One of the goals of the Sedona Framework is to empower non-programmers to graphically assemble applications by wiring together predefined components. It is useful to consider two primary actors involved in building Sedona Framework applications:

In the real world, users don't fit into these two buckets so cleanly - many belong to both camps. But characterizing users according to these two actors is useful for discussion.

Sedona Language

Sedona Framework applications all start with software written in the Sedona programming language. The Sedona language is based on Java and C# - so if you are familiar with those languages then you should have no problem learning Sedona. Key characteristics of the Sedona language include:


The Sedona Framework's standard API includes a special class called Component.
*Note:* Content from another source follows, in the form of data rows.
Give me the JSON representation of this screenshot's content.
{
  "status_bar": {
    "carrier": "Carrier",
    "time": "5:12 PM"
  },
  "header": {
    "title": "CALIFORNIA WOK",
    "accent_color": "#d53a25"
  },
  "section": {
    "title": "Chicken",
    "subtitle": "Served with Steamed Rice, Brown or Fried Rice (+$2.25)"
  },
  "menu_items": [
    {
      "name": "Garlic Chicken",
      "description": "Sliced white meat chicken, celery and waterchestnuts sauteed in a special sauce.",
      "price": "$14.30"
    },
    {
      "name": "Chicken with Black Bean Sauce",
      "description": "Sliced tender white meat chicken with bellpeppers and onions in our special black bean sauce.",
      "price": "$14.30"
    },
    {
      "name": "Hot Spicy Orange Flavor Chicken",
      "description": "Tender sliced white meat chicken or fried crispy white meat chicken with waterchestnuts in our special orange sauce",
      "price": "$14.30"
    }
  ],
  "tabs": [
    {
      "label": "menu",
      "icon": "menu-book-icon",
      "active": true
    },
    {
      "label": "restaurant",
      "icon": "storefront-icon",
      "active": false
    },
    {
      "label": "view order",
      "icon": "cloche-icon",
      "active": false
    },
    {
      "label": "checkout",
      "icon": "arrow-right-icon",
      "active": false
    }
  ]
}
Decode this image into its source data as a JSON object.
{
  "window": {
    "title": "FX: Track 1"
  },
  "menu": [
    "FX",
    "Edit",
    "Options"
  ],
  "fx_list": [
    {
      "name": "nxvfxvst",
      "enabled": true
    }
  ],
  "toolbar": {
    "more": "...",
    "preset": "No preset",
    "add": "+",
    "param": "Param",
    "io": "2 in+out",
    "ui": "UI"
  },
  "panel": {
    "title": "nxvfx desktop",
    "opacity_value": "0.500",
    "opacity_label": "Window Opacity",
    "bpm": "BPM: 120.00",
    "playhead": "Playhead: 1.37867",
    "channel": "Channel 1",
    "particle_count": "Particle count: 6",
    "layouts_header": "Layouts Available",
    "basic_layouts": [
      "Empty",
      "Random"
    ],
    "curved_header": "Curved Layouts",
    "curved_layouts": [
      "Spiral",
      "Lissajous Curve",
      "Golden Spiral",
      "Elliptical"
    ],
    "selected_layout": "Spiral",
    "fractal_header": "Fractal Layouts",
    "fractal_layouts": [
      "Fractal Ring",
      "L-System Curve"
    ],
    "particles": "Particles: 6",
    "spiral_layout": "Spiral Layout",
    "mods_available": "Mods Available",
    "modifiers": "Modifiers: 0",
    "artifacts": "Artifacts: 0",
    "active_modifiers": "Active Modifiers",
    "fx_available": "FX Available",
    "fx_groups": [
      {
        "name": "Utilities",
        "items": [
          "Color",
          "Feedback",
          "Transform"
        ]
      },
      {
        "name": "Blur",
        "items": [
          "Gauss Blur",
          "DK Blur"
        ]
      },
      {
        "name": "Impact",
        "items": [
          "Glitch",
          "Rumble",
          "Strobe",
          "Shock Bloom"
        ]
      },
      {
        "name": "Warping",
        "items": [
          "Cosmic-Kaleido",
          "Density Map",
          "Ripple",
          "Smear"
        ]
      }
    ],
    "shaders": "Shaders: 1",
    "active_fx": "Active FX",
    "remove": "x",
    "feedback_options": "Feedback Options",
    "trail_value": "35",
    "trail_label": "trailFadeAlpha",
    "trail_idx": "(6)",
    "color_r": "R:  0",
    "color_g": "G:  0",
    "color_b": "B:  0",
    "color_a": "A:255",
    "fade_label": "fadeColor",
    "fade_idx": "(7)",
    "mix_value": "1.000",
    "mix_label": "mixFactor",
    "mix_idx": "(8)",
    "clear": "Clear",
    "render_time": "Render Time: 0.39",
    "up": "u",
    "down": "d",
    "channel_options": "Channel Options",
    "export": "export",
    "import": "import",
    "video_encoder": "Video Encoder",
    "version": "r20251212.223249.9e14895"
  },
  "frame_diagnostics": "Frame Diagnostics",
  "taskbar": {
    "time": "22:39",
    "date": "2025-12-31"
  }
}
Classes that extend Component are designed to be used by integrators to assemble applications. All components have the following characteristics designed to enable component-oriented application assembly:

Slots are the members of a component class that specify how the component is exposed to an integrator during the assembly process. There are two types of slots: property defines a configuration or runtime variable and action defines a command that can be invoked.


Developers write software organized into classes much like C++, Java, or C#. These classes are then packaged up into a kit. A kit is the primary unit of deployment, versioning, and naming in the Sedona Framework. A kit is like a Java JAR file or a .NET DLL.

Kits are stored as a single file that ends with the ".kit" extension. The file itself is a standard archive file you can open using your favorite 'zip' tool. Inside the kit file is an XML manifest file that specifies meta-data about the kit such as its name, version, vendor, and description. The manifest also enumerates all the kit's component types that are available for constructing applications.

Kits are compiled from Sedona language source code using the sedonac compiler. During compilation, all the classes in the kit are checked for validity and compiled into a special format called IR for intermediate representation. The IR format is a text based "assembly language". IR code is portable, which means one kit file can be deployed for all platforms.


Sedona Framework software deployed as kits still isn't quite ready for execution. Even though we've compiled source language down to IR, we still don't have a format suitable for machine execution. The next step is to compile a set of kits into a single file called an scode image. SCode is a very compact, binary representation of the code, designed to be executed directly by the Sedona VM.

The sedonac compiler is used to compile a set of kits into a binary ".scode" file. During this compilation process the following tasks are performed:

To maximize performance, sedonac optimizes the scode for a specific platform's endianness and pointer size; this means that an scode image is not portable to other platforms.

Sedona Virtual Machine

Once a set of kits has been compiled into an scode file, we can run the scode using the Sedona Virtual Machine, or SVM for short. The SVM interprets the scode and brings Sedona programs to life!

The SVM itself is written in ANSI C and compiled for a target hardware platform. See the Porting chapter for instructions to get the SVM running on your target device.

Sedona Framework Applications

Writing code in the Sedona programming language and building kits is the domain of developers. Developers build libraries of ready-to-use components deployed as kits. Integrators can then use graphical programming tools to design applications by assembling and linking component instances.

Due to their dynamic nature, Sedona Framework applications are modeled and persisted differently from kits and scode. A Sedona Framework application is modeled as a tree of components. Each component is assigned a unique two byte identifier and a custom name. Components instances may also be customized via their configuration properties. Links are used to establish relationships between components to specify data and event flow within the application.

Sedona Framework applications may be stored in two different file formats. The Sedona Application XML format uses the ".sax" file extension, and is a human-readable XML file. The Sedona Application Binary format uses the ".sab" file extension and is a compact binary representation of the application. The binary format is the one used at runtime on Sedona Framework-enabled devices. The sedonac tool can be used to convert between the file formats.

Sedona Framework Devices

Of course the end goal of the Sedona Framework is to create programmable smart devices. This is where everything comes together. The typical process of Sedona Framework-enabling a device:


The diagram below illustrates the workflow for building and deploying Sedona Framework applications to devices.

Sedona Architecture

The Sedona developer workflow typically involves these steps:

  1. Build library of components in the Sedona programming language
  2. Components are compiled into kits using sedonac
  3. Developers or integrators will choose which kits to install onto a device, and then sedonac is used to link the kits into a binary scode image (this step is often done under the covers by a high level tool)
  4. The SVM and scode are loaded onto the device. These files may be predefined such as in ROM, or may be dynamically provisioned over the network using the Sox protocol.

System integrators are usually domain experts who build Sedona applications by "wiring together" the components provided by developers. These users typically use graphical tools to assemble applications. Applications may be modified remotely on a running device using the Sox protocol, or they may be built offline and stored in a "sax" file. If the app is built offline, then it compiled into a "sab" file with sedonac and installed on the device at commissioning time using the Sox protocol.